- What is required: Each line below that includes the word "title" adds one to the count; give that count and nothing else.

- Dataset rows describing interfaces:
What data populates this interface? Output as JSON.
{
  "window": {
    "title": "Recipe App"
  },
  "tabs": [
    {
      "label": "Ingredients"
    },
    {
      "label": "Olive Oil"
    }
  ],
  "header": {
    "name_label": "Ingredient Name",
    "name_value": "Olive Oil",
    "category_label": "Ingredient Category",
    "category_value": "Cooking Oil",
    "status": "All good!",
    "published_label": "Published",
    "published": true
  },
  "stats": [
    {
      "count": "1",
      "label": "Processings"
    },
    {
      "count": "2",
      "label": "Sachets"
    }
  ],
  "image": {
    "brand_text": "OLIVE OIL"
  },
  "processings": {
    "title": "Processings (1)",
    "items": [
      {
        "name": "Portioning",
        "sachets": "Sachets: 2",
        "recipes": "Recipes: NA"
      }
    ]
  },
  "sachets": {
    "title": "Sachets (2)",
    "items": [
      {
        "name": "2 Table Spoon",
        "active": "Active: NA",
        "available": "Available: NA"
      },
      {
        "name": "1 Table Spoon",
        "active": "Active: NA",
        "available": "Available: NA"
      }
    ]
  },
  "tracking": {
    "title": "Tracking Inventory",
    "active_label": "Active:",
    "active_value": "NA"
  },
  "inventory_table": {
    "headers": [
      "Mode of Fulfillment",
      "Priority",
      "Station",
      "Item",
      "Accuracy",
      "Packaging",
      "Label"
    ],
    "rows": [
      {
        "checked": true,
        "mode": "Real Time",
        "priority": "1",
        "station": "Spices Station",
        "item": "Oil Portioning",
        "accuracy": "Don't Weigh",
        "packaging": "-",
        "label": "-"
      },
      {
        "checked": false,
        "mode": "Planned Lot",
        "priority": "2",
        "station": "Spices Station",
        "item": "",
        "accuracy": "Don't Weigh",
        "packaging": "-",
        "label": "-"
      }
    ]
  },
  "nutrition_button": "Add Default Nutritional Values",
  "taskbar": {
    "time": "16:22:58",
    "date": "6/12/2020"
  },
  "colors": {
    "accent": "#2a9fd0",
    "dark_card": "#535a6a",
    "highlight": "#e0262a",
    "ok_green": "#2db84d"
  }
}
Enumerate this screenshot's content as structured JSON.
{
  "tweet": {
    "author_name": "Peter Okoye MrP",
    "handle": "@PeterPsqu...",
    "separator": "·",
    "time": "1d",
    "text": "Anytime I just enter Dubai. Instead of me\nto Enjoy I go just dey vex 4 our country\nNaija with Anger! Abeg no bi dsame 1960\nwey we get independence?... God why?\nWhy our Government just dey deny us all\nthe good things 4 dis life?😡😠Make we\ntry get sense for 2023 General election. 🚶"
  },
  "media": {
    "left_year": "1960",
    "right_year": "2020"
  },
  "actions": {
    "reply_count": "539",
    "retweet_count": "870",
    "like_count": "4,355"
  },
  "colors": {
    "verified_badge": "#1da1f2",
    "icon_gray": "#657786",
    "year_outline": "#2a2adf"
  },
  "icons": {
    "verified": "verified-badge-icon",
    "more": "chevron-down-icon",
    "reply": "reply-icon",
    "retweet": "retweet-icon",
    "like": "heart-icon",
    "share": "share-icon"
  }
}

- Written reply: 4